Mr. Brockway was inspired by some of the lighter-bodied, refreshing carignans coming out of southwestern France, where many of the wines are made using the technique of semi-carbonic maceration, which is most closely identified with Beaujolais.

In the ordinary production of red wine, grapes (with or without their stems) are crushed and put in some sort of vat, where the juice eventually begins to ferment as yeast transforms the grape sugar into alcohol and carbon dioxide.

In semi-carbonic maceration, uncrushed grape bunches are piled into vats filled with carbon dioxide. The bottom grapes are crushed by the weight of those on top and begin to ferment, but the uncrushed grapes in the airless environment also begin a different sort of intracellular fermentation.

Eventually, a conventional fermentation is completed, but the process generally yields a wine that is light, fresh and fruity, with diminished tannins. That’s an important point with a grape like carignan, which can be quite tannic.

The Broc carignan was easygoing and relaxed, rich but not heavy, with aromas and flavors of red fruits, herbs, spices and flowers, and a savory, almost salty edge to it, which made the wine deliciously refreshing.

The Lioco had a lot in common with the Broc. Matt and Sara Licklider, the Lioco proprietors, generally make excellent pinot noirs and chardonnays, but they wanted to explore an heirloom variety from old vines. That led them to carignan, which Mr. Licklider said in an email allowed them to make the sort of wine they were looking for: “bistro-friendly, food versatile, low cost, authentic.”

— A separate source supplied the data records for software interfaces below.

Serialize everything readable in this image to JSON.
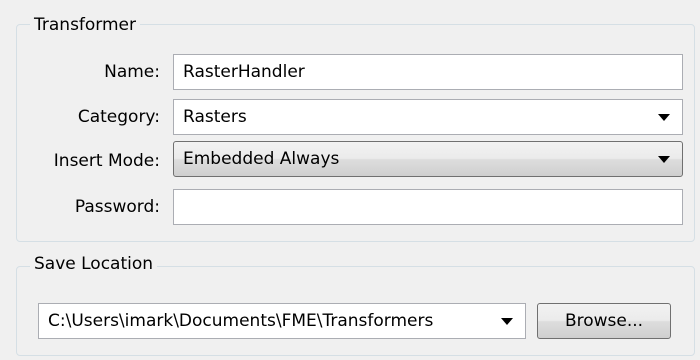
{
  "transformer_group": {
    "title": "Transformer",
    "name_label": "Name:",
    "name_value": "RasterHandler",
    "category_label": "Category:",
    "category_value": "Rasters",
    "insert_mode_label": "Insert Mode:",
    "insert_mode_value": "Embedded Always",
    "password_label": "Password:",
    "password_value": ""
  },
  "save_location_group": {
    "title": "Save Location",
    "path_value": "C:\\Users\\imark\\Documents\\FME\\Transformers",
    "browse_label": "Browse..."
  },
  "icons": {
    "dropdown": "chevron-down-icon"
  }
}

The Lioco is made by a different method. Whole clusters of grapes (stems and all) are stomped — the oldest method of crushing grapes — then put into vats. The skins and stems, which generally float to the top of the grape juice to form a cap, are pushed down by a perforated steel sheet, which Mr. Licklider likened to a French-press coffee maker.

Some of the grapes are not crushed by the feet, however, and these grapes do undergo a carbonic-style intracellular fermentation, which perhaps accounts for some of the similarities to the Broc carignan.

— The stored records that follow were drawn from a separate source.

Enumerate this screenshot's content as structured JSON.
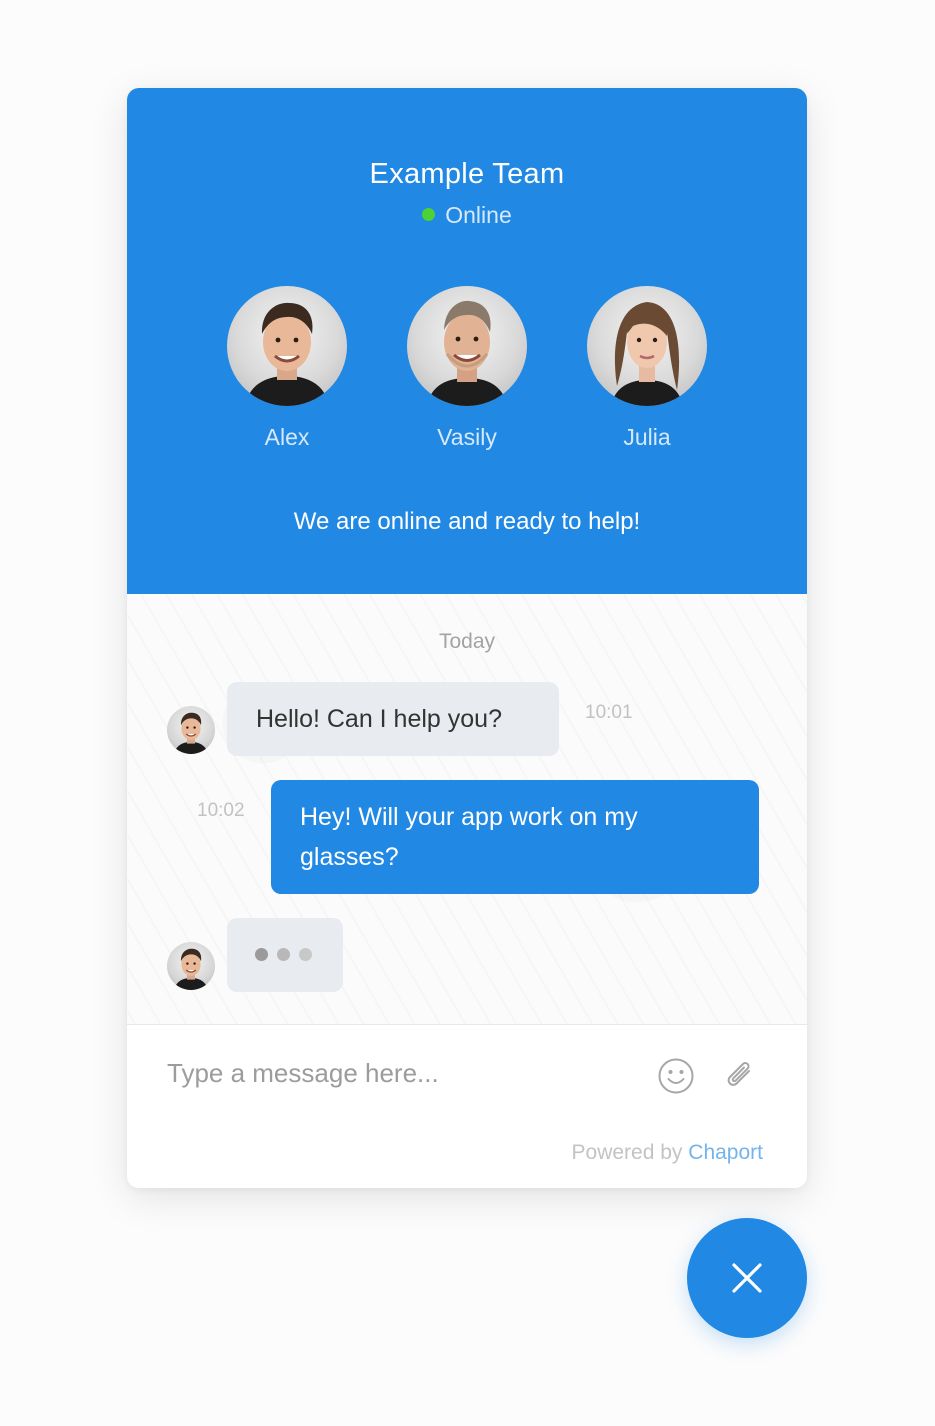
{
  "header": {
    "team_name": "Example Team",
    "status": "Online",
    "status_color": "#4cd137",
    "tagline": "We are online and ready to help!",
    "agents": [
      {
        "name": "Alex"
      },
      {
        "name": "Vasily"
      },
      {
        "name": "Julia"
      }
    ]
  },
  "chat": {
    "day_label": "Today",
    "messages": [
      {
        "direction": "incoming",
        "text": "Hello! Can I help you?",
        "time": "10:01"
      },
      {
        "direction": "outgoing",
        "text": "Hey! Will your app work on my glasses?",
        "time": "10:02"
      }
    ],
    "typing": true
  },
  "composer": {
    "placeholder": "Type a message here...",
    "icons": [
      "smiley-icon",
      "paperclip-icon"
    ]
  },
  "footer": {
    "powered_prefix": "Powered by",
    "powered_brand": "Chaport"
  },
  "colors": {
    "accent": "#2188e3",
    "incoming_bubble": "#e8ebef",
    "online": "#4cd137"
  },
  "close_button": {
    "icon": "close-icon"
  }
}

I loved the aromas of red fruits laced with herbs, spices, flowers and a savory touch of tobacco. The wine was lighter-bodied than the Broc, but taut and precise, lively and energetic, and great with a stew of white beans, herbs and sausage.

The Porter Creek stood out from the other two. The winemaker, Alex Davis, has procured his organic carignan grapes from an old vineyard near Hopland in Mendocino since 2008. Like Lioco, Porter Creek is better known for its pinot noirs and chardonnays. So why carignan?

“It allows me to produce a wine with a sense of soul and place that is very different from the pinot noirs that we are mostly known for,” Mr. Davis said by email.

Rather than leaving the bunches intact, he destems the grapes and ferments them in the conventional fashion. The result is a wine that is darker and richer than the other two, maybe a little more structured though not heavy or unpleasantly tannic. Along with a creaminess, and aromas of red fruits and herbs, the wine had delicious flavors of tobacco, licorice and what I called menthol but several readers referred to as “pine.”

All three of these bottles were the sort of unpretentious, everyday wines that good California winemakers have recently rediscovered. Some readers complained about the cost of these wines, $27 to $30, but sadly that often seems to be the cost of doing business in California, particularly if you want wines made with care from grapes grown conscientiously.

Several readers suggested carignans from southern France or Spain, and why not? But the idea here was to learn something about California carignan.

My takeaway was a reinforced conviction that many grapes like carignan, once scorned or written off, have great potential to make delightful wines. They may not necessarily compete with the best wines in the world, but as the philosophers say, a pursuit of the best should not be the enemy of the good.

Follow NYT Food on Twitter and NYT Cooking on Instagram, Facebook and Pinterest. Get regular updates from NYT Cooking, with recipe suggestions, cooking tips and shopping advice.

Source: Read Full Article